EXCERPTED RECORDS below:
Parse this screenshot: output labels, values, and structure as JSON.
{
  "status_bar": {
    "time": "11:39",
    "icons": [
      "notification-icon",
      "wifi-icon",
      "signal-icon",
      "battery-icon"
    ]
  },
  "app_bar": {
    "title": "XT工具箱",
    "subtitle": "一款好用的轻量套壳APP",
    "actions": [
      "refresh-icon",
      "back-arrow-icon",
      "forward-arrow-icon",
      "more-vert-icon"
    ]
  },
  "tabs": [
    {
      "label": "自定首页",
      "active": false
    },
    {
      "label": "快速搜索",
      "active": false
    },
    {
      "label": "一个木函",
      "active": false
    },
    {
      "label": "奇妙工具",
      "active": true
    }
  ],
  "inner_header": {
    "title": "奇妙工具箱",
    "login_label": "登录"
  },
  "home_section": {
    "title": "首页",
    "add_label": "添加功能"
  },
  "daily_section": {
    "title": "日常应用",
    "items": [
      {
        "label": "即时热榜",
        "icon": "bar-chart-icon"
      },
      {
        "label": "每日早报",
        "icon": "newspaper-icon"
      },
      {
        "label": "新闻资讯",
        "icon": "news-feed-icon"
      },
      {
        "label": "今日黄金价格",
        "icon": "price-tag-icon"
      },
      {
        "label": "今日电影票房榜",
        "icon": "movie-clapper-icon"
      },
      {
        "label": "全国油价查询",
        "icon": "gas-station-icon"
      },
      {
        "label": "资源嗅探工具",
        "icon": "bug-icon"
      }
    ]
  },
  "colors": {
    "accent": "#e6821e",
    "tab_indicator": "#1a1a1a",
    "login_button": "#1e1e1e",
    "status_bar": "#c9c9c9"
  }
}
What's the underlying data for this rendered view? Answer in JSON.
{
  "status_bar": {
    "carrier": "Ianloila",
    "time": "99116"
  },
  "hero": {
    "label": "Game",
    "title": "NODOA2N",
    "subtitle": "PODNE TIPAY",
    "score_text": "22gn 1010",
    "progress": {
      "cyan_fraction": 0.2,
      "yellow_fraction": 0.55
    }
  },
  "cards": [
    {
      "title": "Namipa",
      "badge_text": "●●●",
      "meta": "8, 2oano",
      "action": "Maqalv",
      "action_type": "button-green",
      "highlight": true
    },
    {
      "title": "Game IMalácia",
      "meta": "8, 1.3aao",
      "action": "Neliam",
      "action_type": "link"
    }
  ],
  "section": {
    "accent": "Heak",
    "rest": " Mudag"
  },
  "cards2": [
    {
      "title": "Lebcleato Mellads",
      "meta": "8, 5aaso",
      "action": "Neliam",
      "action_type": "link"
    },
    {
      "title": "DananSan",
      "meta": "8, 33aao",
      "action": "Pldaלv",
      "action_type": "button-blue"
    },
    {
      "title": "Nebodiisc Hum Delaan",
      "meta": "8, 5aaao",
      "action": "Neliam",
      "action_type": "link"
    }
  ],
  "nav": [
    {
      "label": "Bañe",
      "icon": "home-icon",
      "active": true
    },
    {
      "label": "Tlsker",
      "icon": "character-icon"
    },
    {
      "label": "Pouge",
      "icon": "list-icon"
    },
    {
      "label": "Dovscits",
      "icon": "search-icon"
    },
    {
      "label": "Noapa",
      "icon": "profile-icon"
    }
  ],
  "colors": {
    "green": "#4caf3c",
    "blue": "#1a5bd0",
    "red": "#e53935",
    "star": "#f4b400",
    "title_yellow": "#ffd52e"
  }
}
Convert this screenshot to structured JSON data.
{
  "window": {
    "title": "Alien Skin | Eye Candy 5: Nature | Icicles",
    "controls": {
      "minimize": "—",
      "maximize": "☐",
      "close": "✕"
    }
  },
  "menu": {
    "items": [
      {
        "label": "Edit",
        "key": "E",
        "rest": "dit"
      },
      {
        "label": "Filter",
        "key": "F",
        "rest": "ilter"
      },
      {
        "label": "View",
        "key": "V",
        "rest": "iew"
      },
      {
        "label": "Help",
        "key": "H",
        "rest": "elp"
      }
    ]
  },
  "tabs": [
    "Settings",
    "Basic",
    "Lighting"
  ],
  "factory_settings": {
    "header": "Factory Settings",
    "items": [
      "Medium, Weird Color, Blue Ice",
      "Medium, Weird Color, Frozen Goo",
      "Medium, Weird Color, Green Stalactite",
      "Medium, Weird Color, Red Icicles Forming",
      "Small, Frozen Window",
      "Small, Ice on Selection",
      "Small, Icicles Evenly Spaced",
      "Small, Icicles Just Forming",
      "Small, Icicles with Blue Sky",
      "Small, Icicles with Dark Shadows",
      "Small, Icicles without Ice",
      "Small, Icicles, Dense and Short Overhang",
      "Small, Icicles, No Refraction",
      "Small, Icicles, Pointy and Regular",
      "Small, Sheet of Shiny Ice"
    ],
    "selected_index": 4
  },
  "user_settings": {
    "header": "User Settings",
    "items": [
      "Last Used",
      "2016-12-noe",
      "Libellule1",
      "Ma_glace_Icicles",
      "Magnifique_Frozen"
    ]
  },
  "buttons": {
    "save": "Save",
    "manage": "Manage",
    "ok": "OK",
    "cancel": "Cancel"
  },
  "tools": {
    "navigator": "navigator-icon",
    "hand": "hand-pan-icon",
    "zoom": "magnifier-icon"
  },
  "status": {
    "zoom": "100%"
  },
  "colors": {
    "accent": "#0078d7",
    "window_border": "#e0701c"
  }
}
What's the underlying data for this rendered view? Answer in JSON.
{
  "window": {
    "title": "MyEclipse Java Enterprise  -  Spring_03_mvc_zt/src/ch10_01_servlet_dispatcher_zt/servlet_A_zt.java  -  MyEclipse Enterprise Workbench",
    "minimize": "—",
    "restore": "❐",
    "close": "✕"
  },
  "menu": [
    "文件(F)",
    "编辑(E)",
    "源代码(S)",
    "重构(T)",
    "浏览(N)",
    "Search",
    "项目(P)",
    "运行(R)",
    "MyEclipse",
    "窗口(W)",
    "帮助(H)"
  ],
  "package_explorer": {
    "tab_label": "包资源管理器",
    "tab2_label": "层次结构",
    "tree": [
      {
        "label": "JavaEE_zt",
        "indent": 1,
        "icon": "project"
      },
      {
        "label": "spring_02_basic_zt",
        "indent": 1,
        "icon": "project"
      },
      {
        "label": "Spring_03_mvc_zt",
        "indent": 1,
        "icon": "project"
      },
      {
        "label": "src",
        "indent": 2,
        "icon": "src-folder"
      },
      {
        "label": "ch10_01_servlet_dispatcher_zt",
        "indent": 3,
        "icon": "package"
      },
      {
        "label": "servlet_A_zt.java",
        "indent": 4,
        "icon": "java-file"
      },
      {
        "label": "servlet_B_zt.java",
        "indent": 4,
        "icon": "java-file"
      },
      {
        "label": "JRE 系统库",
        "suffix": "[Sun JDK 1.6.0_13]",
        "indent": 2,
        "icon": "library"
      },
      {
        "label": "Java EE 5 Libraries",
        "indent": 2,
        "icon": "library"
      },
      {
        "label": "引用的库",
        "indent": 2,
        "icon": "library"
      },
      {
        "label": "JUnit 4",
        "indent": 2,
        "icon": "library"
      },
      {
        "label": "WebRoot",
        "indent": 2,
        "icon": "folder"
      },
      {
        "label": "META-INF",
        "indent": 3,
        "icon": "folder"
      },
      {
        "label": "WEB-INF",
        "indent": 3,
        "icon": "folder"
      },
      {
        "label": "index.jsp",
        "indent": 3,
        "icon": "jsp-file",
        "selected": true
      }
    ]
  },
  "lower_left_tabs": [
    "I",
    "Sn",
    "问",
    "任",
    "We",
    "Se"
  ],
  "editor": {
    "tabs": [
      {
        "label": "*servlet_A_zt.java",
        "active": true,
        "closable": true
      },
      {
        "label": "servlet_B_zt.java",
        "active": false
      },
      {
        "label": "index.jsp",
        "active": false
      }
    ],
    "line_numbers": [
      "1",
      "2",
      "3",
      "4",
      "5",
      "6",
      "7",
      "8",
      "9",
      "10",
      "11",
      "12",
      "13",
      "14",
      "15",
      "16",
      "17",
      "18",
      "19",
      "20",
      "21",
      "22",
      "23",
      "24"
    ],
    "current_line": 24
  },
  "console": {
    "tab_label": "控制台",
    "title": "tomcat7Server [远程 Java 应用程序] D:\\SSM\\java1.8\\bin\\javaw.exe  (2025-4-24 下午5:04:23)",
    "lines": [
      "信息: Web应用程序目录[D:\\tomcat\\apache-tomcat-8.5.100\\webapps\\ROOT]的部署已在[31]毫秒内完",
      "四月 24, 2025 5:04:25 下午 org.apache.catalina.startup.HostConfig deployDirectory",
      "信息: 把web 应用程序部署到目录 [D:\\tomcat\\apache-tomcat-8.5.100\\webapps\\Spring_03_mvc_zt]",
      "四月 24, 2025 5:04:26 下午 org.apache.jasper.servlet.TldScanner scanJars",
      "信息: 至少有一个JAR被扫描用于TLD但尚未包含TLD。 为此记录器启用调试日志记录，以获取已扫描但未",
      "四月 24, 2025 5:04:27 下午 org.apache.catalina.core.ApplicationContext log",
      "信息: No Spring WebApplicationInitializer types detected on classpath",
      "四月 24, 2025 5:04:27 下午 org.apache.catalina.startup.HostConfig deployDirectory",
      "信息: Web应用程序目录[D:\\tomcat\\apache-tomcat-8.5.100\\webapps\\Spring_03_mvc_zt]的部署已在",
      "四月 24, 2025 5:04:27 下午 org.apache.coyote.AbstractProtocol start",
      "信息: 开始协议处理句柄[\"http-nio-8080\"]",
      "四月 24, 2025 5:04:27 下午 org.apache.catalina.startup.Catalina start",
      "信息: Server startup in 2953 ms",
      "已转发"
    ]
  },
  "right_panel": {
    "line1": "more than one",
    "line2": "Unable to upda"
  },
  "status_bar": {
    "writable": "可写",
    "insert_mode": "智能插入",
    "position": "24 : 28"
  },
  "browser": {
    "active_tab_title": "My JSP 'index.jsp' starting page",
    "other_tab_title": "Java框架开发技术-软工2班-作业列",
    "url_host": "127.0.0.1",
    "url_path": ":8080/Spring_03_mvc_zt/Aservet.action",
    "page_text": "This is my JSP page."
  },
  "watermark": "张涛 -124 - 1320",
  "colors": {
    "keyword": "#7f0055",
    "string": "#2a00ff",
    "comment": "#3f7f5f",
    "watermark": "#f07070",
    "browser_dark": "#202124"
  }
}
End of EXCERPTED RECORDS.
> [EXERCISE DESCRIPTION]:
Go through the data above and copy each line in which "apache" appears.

> [TASK RESULT]:
      "信息: Web应用程序目录[D:\\tomcat\\apache-tomcat-8.5.100\\webapps\\ROOT]的部署已在[31]毫秒内完",
      "四月 24, 2025 5:04:25 下午 org.apache.catalina.startup.HostConfig deployDirectory",
      "信息: 把web 应用程序部署到目录 [D:\\tomcat\\apache-tomcat-8.5.100\\webapps\\Spring_03_mvc_zt]",
      "四月 24, 2025 5:04:26 下午 org.apache.jasper.servlet.TldScanner scanJars",
      "四月 24, 2025 5:04:27 下午 org.apache.catalina.core.ApplicationContext log",
      "四月 24, 2025 5:04:27 下午 org.apache.catalina.startup.HostConfig deployDirectory",
      "信息: Web应用程序目录[D:\\tomcat\\apache-tomcat-8.5.100\\webapps\\Spring_03_mvc_zt]的部署已在",
      "四月 24, 2025 5:04:27 下午 org.apache.coyote.AbstractProtocol start",
      "四月 24, 2025 5:04:27 下午 org.apache.catalina.startup.Catalina start",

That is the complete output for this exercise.